What needs to be done:
Would you please copy every line below that includes the string "placeholder"?

Records for this exercise:
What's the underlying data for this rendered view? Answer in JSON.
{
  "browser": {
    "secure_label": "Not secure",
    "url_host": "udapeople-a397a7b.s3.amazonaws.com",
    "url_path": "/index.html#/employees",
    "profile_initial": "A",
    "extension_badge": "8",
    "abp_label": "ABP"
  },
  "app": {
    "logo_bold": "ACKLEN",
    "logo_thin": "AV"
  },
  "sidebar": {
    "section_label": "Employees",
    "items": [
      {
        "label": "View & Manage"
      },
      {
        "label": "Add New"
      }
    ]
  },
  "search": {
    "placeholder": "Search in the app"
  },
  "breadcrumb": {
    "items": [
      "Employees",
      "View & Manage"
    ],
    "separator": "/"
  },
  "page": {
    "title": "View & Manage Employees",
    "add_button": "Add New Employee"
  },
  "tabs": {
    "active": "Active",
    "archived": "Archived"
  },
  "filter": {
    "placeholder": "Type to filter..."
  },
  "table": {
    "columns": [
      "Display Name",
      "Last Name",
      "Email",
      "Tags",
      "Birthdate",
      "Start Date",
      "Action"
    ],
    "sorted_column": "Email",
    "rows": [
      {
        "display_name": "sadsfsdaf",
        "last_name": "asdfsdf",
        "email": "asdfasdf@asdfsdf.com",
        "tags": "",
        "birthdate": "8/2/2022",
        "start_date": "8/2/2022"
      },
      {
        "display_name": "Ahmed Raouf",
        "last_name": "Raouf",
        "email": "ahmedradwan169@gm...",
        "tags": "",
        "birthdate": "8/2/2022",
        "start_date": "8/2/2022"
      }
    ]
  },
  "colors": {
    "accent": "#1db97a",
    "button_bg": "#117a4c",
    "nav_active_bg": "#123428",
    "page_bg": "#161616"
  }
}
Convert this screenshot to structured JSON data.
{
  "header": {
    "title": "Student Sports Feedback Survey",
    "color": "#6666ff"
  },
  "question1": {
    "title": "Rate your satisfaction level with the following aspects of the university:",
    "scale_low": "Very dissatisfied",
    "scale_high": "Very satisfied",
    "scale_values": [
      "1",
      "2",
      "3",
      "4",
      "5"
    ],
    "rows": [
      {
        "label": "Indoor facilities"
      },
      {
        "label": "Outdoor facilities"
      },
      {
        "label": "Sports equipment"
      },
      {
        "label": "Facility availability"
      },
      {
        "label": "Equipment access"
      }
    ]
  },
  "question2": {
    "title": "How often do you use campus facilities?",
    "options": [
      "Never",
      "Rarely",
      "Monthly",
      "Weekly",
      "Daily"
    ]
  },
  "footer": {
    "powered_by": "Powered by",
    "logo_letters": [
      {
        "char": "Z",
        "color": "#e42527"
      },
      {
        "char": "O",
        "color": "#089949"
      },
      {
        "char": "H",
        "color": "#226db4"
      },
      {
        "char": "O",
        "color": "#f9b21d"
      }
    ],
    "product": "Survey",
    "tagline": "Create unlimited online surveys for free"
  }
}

Exercise output:
    "placeholder": "Search in the app"
    "placeholder": "Type to filter..."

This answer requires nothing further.